- past participle of cleave
Split or divided in two.
split, divided, bisected, cleftView synonyms
- ‘Their legs were like those of men but their feet were cloven like calves' feet and shone like burning brass.’
- ‘Inwardly cursing herself for her loss of focus, she bent to pick up the cloth she had been cleaning the blade with, but as she began to rise, she saw the sapling nearby, neatly cloven in two.’
- ‘And he was stronger than she was; he'd seen his world cloven in two and had merely adjusted his stride to match the pitching ground underneath his feet.’
- ‘What the ex-policeman takes for boredom, though, is the stillness of a serpent as its cloven tongue tastes the scent in the breeze.’
- ‘They arrived on the 8th day, and being questioned about their delay, replied that it was due to a violent tempest, and that, the sea being cloven [parted] their prow struck against a rock and was broken.’
- ‘Only the thigh-length, brown and white goatskin boots with cloven toes offer any indication that here sits the most outlandish, controversial female musician of her generation.’
- ‘Blake believed man was originally part of the great cosmic ‘Oneness’ until he was wrenched from it and made mortal by the god of the Old Testament and then, insult to injury, further divided by being cloven into the two sexes.’
- ‘Gregory felt as if his heart had been cloven in twain. ‘What have I done?’’
- ‘Testiness mixes with vanity when he reminds Ariel that it was ‘mine art ‘that released him from the cloven pine.’’
- ‘He emitted a pained hiss through a mouthful of blood, the type of noise a poisonous snake would make after being cloven in half by a farmer's spade.’
- ‘The southern route eventually lead to Paden, a port city that offered ferries across the cloven straight.’
- ‘A diablesse can be recognised from the fact that her left foot is cloven, and that under her skirts can be glimpsed heavy steel fetters.’

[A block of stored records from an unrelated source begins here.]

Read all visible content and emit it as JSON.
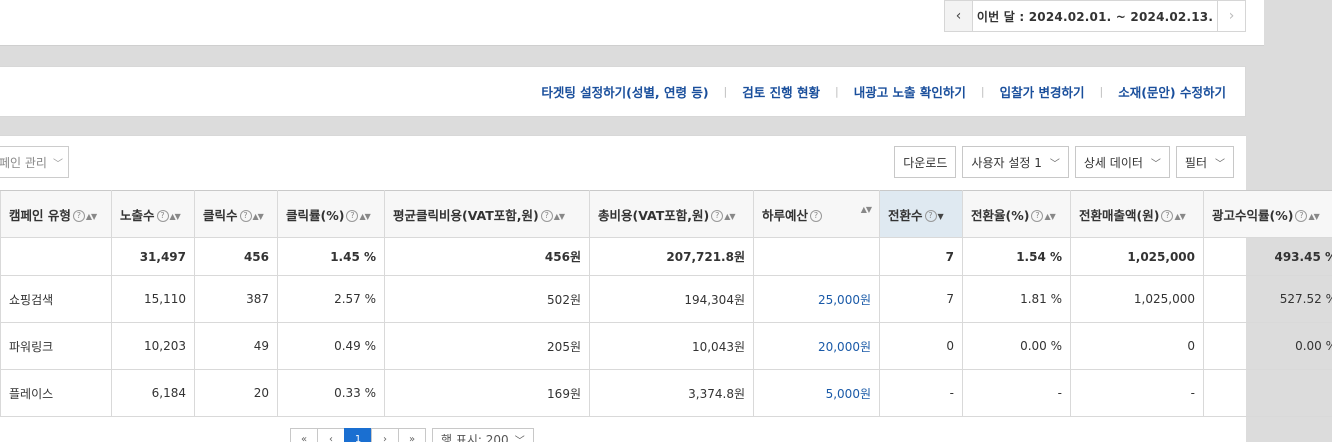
{
  "period": {
    "prev_icon": "chevron-left-icon",
    "next_icon": "chevron-right-icon",
    "label": "이번 달 : 2024.02.01. ~ 2024.02.13.",
    "prev_glyph": "‹",
    "next_glyph": "›"
  },
  "links": [
    "타겟팅 설정하기(성별, 연령 등)",
    "검토 진행 현황",
    "내광고 노출 확인하기",
    "입찰가 변경하기",
    "소재(문안) 수정하기"
  ],
  "campaign_select": {
    "label": "페인 관리"
  },
  "toolbar": {
    "download": "다운로드",
    "user_setting": "사용자 설정 1",
    "detail_data": "상세 데이터",
    "filter": "필터"
  },
  "table": {
    "headers": [
      "캠페인 유형",
      "노출수",
      "클릭수",
      "클릭률(%)",
      "평균클릭비용(VAT포함,원)",
      "총비용(VAT포함,원)",
      "하루예산",
      "전환수",
      "전환율(%)",
      "전환매출액(원)",
      "광고수익률(%)"
    ],
    "total": [
      "",
      "31,497",
      "456",
      "1.45 %",
      "456원",
      "207,721.8원",
      "",
      "7",
      "1.54 %",
      "1,025,000",
      "493.45 %"
    ],
    "rows": [
      [
        "쇼핑검색",
        "15,110",
        "387",
        "2.57 %",
        "502원",
        "194,304원",
        "25,000원",
        "7",
        "1.81 %",
        "1,025,000",
        "527.52 %"
      ],
      [
        "파워링크",
        "10,203",
        "49",
        "0.49 %",
        "205원",
        "10,043원",
        "20,000원",
        "0",
        "0.00 %",
        "0",
        "0.00 %"
      ],
      [
        "플레이스",
        "6,184",
        "20",
        "0.33 %",
        "169원",
        "3,374.8원",
        "5,000원",
        "-",
        "-",
        "-",
        "-"
      ]
    ]
  },
  "pager": {
    "first": "«",
    "prev": "‹",
    "current": "1",
    "next": "›",
    "last": "»",
    "rows_label": "행 표시: 200"
  },
  "colors": {
    "link": "#1a4f9c",
    "budget_link": "#1a5aa8",
    "sorted_header": "#dfe9f1",
    "active_page": "#1a6fd1"
  }
}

Top tips for CV writingRead more
In this article we explore how to impress employers with a spot-on CV.